Given their diverse origins and motives for emigration, the French have followed many callings, some of them, like wine-growing, rural rather than urban. The first arrivals, drawn to rural areas by gold, later regrouped in Melbourne. Thereafter it is possible to identify several favoured occupations, mostly maintained up to the present: teachers, musicians, artists, importers (especially of wine and spirits), restaurateurs, chefs, bakers, pastrycooks, wool-buyers. In addition there have been scientists, medical practitioners, members of religious orders, booksellers, publishers, photographers and actors, as well as others doing clerical or manual work and thoroughly assimilated into the wider society.

Despite this dispersal of French settlers, the local community has had a strong infrastructure: a consulate from 1852, the creation of the local branch of the Alliance Fran├žaise in 1890, a Chamber of Commerce from 1899, a benevolent society, an association of ex-service personnel, groups for French speakers and Francophiles, and, more recently, schools.

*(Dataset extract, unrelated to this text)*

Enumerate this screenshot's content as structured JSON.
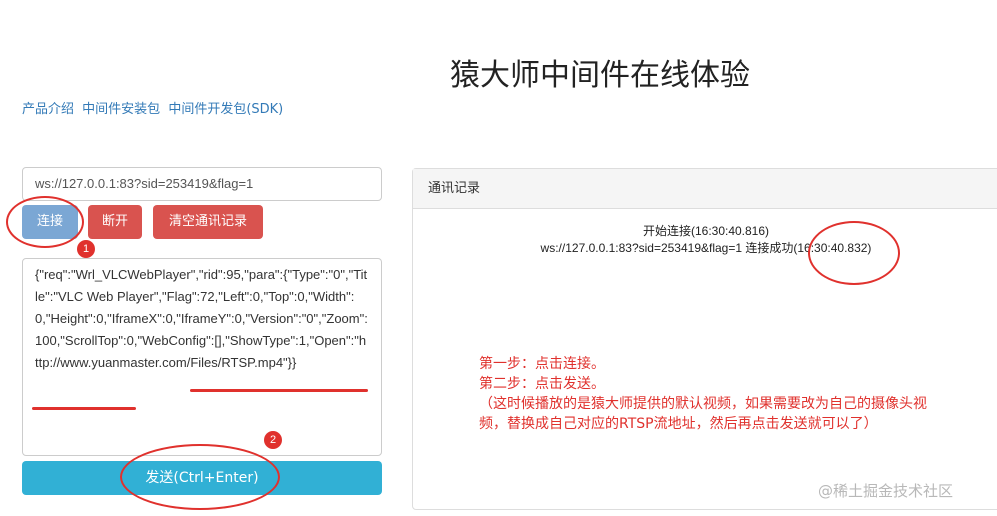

On the other hand, Le Journal de Melbourne lasted for three numbers (27 November - 11 December 1858), whereas Sydney's Le Courrier Australien (founded 30 April 1892) is the country's oldest surviving foreign-language newspaper.

Wallace Kirsop

The French presence in Victoria 1800-1901, Exhibition catalogue, Victorian Artists' Society, East Melbourne, 3-13 December 1984, Alliance Fran├žaise de Melbourne, Melbourne, 1984. Details